▼

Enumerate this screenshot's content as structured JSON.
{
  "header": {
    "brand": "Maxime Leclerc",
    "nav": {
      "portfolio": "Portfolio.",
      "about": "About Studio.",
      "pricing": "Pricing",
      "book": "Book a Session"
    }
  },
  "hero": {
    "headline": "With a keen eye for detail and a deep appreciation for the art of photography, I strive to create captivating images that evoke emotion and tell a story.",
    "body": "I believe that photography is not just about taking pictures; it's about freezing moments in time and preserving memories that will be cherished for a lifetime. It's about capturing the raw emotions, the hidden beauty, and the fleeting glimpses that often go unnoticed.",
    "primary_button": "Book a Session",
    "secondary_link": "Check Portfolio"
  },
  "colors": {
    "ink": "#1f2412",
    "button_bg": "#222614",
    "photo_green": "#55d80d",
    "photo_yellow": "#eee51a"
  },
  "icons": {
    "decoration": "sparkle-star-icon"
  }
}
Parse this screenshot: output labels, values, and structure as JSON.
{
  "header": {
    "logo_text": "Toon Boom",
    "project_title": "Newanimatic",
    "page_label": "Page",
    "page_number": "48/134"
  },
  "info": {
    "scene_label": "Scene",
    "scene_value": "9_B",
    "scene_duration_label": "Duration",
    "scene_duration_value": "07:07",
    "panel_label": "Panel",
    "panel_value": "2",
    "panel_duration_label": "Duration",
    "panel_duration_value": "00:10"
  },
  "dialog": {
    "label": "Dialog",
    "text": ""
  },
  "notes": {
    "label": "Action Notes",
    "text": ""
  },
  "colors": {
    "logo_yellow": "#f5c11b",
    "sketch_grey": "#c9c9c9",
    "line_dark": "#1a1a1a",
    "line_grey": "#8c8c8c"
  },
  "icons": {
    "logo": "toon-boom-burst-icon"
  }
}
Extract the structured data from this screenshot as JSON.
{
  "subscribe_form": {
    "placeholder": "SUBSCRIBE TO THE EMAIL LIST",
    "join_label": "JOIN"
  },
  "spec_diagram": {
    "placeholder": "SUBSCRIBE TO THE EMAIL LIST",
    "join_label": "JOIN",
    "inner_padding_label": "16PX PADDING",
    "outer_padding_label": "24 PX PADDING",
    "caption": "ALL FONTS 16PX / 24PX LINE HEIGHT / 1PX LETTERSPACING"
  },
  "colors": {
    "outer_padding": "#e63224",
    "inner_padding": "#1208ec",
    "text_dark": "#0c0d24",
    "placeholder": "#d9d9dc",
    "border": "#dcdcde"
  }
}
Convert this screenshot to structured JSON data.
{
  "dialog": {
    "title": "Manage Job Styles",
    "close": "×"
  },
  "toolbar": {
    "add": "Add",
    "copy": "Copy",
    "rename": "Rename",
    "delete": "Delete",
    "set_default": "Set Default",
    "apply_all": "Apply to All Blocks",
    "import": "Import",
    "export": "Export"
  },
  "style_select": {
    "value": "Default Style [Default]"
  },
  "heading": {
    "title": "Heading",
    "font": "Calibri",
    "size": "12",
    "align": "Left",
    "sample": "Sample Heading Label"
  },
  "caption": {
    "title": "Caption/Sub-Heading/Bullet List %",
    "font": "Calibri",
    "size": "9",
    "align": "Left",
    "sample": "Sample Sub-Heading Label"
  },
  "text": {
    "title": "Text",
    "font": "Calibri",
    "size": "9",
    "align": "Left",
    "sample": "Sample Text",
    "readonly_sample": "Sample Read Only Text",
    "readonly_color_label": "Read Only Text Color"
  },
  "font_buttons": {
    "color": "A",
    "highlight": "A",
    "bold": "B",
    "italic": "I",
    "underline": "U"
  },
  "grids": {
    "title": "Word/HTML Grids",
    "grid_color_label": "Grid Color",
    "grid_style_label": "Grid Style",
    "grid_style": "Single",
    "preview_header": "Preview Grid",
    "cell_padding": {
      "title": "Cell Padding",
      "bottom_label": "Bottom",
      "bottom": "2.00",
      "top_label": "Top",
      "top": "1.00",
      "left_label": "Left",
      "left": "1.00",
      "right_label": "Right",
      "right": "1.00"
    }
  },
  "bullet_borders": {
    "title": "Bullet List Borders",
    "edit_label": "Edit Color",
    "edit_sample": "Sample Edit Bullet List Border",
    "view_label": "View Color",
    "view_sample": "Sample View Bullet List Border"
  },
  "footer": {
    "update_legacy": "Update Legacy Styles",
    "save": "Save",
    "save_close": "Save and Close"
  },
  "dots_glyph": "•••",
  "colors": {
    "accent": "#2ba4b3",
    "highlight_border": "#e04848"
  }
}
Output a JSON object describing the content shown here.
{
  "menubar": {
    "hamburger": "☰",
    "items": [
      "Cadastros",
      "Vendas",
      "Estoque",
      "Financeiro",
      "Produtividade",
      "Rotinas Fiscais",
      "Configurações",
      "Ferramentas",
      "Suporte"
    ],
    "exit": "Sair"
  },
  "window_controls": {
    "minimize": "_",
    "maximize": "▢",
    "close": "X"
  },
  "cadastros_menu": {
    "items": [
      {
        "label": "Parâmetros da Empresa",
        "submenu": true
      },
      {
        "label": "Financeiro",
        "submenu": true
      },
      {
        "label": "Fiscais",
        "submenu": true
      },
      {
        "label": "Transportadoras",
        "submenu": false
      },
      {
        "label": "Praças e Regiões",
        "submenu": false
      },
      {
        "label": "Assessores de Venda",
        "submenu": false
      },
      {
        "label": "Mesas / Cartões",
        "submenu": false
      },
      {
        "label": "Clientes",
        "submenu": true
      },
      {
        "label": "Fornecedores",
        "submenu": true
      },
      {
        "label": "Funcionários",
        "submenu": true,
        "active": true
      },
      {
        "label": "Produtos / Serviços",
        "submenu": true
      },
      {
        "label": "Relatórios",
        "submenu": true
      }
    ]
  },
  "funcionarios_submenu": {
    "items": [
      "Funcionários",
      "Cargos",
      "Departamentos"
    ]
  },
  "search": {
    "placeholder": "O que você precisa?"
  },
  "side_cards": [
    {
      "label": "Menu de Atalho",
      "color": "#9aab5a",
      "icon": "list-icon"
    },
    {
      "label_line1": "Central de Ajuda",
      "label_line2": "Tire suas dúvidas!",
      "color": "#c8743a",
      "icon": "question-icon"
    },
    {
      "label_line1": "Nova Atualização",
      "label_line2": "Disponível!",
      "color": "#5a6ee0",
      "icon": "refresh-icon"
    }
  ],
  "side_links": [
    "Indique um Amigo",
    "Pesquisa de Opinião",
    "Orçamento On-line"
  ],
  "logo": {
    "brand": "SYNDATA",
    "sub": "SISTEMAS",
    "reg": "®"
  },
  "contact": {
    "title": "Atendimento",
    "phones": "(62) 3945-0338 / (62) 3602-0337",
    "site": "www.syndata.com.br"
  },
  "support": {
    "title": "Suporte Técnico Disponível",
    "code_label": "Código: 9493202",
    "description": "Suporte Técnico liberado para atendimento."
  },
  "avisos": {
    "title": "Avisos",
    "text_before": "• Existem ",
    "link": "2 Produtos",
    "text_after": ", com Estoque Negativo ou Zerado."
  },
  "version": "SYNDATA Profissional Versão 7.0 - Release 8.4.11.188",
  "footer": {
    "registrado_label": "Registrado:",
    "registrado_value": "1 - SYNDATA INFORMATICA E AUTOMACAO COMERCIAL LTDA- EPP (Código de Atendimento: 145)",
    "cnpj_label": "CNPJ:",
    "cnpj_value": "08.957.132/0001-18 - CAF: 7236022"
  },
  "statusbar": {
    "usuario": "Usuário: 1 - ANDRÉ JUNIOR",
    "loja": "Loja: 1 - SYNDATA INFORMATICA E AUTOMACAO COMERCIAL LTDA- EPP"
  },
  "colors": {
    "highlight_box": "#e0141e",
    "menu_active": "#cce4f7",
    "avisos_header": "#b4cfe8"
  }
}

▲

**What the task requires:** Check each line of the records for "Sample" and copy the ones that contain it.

**Answer space:**
    "sample": "Sample Heading Label"
    "sample": "Sample Sub-Heading Label"
    "sample": "Sample Text",
    "readonly_sample": "Sample Read Only Text",
    "edit_sample": "Sample Edit Bullet List Border",
    "view_sample": "Sample View Bullet List Border"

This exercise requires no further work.